- Type 1: Study in a foreign institution with which Washburn maintains exchange agreements. Washburn University currently has exchange agreements with some "sister" universities in such places as Spain , France , Austria , Japan , England , Sweden , Taiwan , China , South Africa , Thailand , Ireland , Australia , and Romania . In addition, Washburn belongs to several consortia including CONAHEC, a group of over 20 schools in Mexico and Canada , and the Magellan Exchange, which provides additional opportunities in, Belgium , Germany , the Netherlands , and Finland.
- Type 2: Study in a program offered by another accredited U.S. college/university or approved consortium/program.
- Type 3: Participate in a study-abroad program or internship coordinated and taught by Washburn faculty or for Washburn credit, in programs offered occasionally by some schools or departments (e.g.: School of Nursing, Department of Art, Department of Political Science, and others). Mostly, these are short term programs (one to four weeks).
- Besides these types, in some cases and under Washburn faculty supervision, students can also study abroad in other foreign institutions with which Washburn does not have an agreement. Other types of foreign study or experience (for example, involvement in a humanitarian project abroad) would be considered as well.
To identify an appropriate experience, students will work with a faculty member or the study-abroad coordinator. Students will write a research paper on a relevant topic prior to their international experience to help prepare for the experience. At the end of the experience, a written final report is expected. This report will describe how the student's experiences have impacted his or her view of the world. An oral presentation about the student's experiences is also expected.
Experiences other than the ones listed above may also satisfy the international education TE. Therefore, students who would like to satisfy this requirement through experiences other than those listed above may work with a faculty mentor to submit a proposal to the International Education TE committee. The proposal should introduce the scope of the proposed activities and describe how these activities contribute to the student's development of international awareness and understanding.
(The following is provided for clarification, and is not part of the proposal itself.)
Three frequently asked questions about the transformational experiences requirement:
- Will these increase the number of hours students have to take to graduate? It will not. Students will usually be able to enroll for credit for their experience, but they will not have to do so. Thus, if students have room for elective hours, they can pick some of them up this way.
- Will every major or program be required to provide at least one of the transformational experience as part of the major? No. While a TE may be built into several major programs, no program is required to include one. While some students will want to do a research or creative project within the major, there are also plenty of opportunities in the other three TEs for students in such majors.

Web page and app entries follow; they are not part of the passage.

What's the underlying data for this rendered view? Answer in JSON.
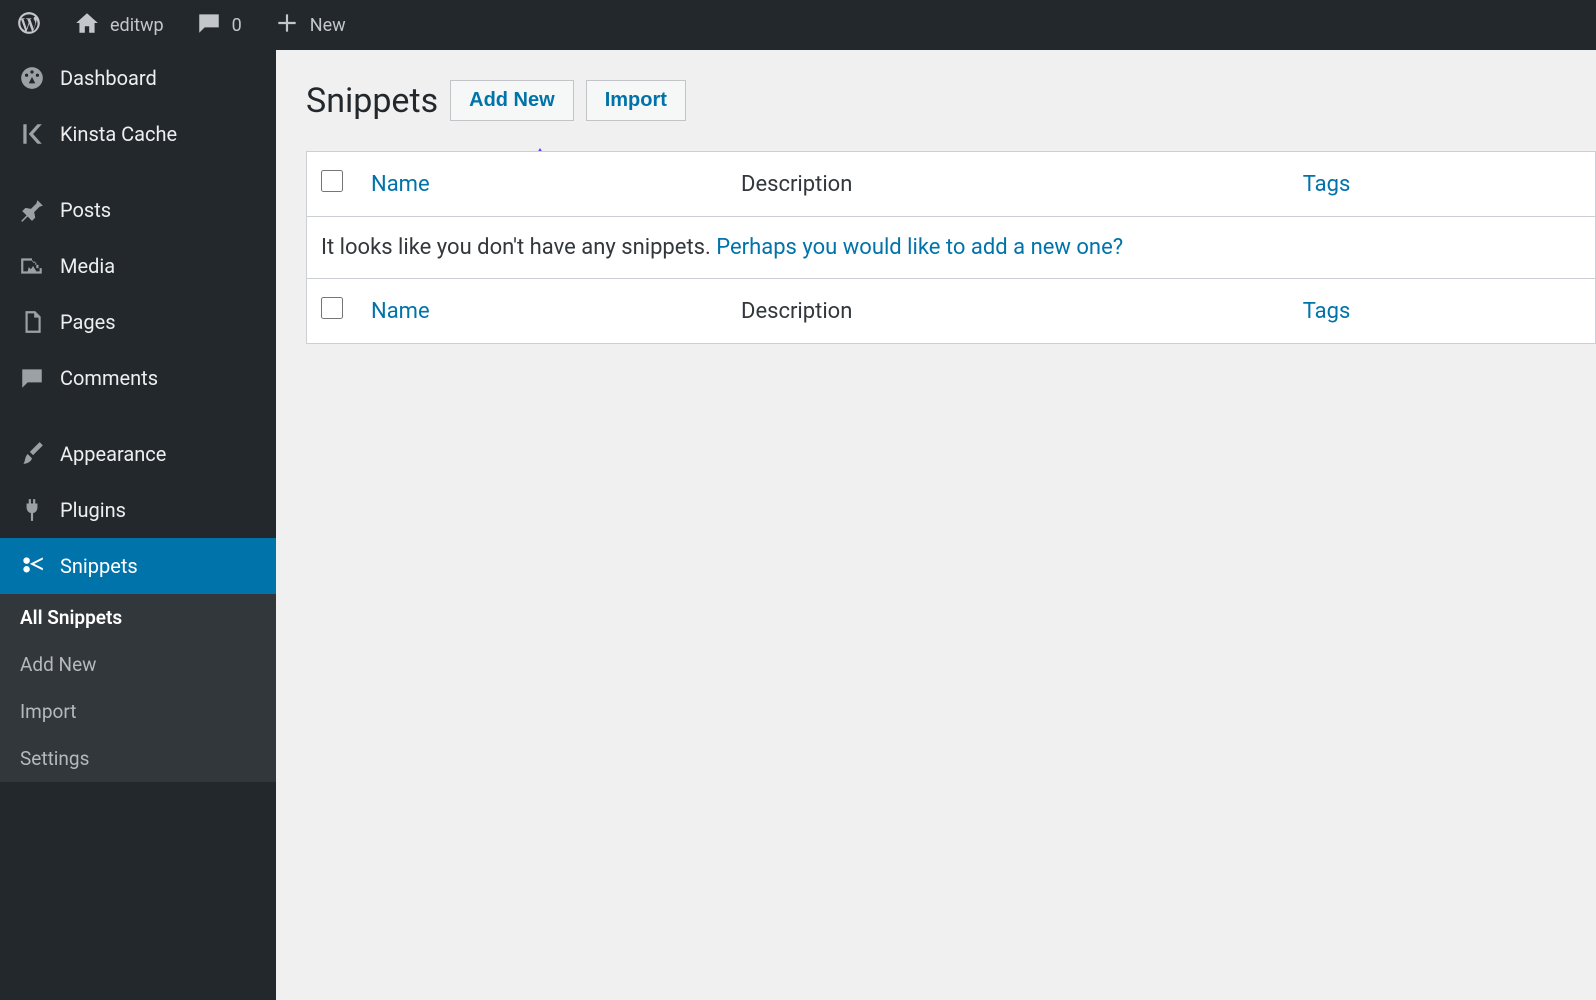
{
  "topbar": {
    "site_name": "editwp",
    "comments_count": "0",
    "new_label": "New"
  },
  "sidebar": {
    "items": [
      {
        "label": "Dashboard",
        "icon": "dashboard"
      },
      {
        "label": "Kinsta Cache",
        "icon": "kinsta"
      },
      {
        "label": "Posts",
        "icon": "pin"
      },
      {
        "label": "Media",
        "icon": "media"
      },
      {
        "label": "Pages",
        "icon": "pages"
      },
      {
        "label": "Comments",
        "icon": "comment"
      },
      {
        "label": "Appearance",
        "icon": "brush"
      },
      {
        "label": "Plugins",
        "icon": "plug"
      },
      {
        "label": "Snippets",
        "icon": "scissors"
      }
    ],
    "subitems": [
      {
        "label": "All Snippets"
      },
      {
        "label": "Add New"
      },
      {
        "label": "Import"
      },
      {
        "label": "Settings"
      }
    ]
  },
  "main": {
    "page_title": "Snippets",
    "add_new_label": "Add New",
    "import_label": "Import",
    "columns": {
      "name": "Name",
      "description": "Description",
      "tags": "Tags"
    },
    "empty_text": "It looks like you don't have any snippets. ",
    "empty_link": "Perhaps you would like to add a new one?"
  }
}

- Our major already requires something that is the equivalent or nearly the equivalent of a TE. Will our majors have to do something ELSE in addition to our requirement? No. The point of the TE requirement is to ensure that EVERY Washburn baccalaureate student gets the opportunity to have at least one of these experiences. If students in certain programs already are involved in such an experience, so much the better.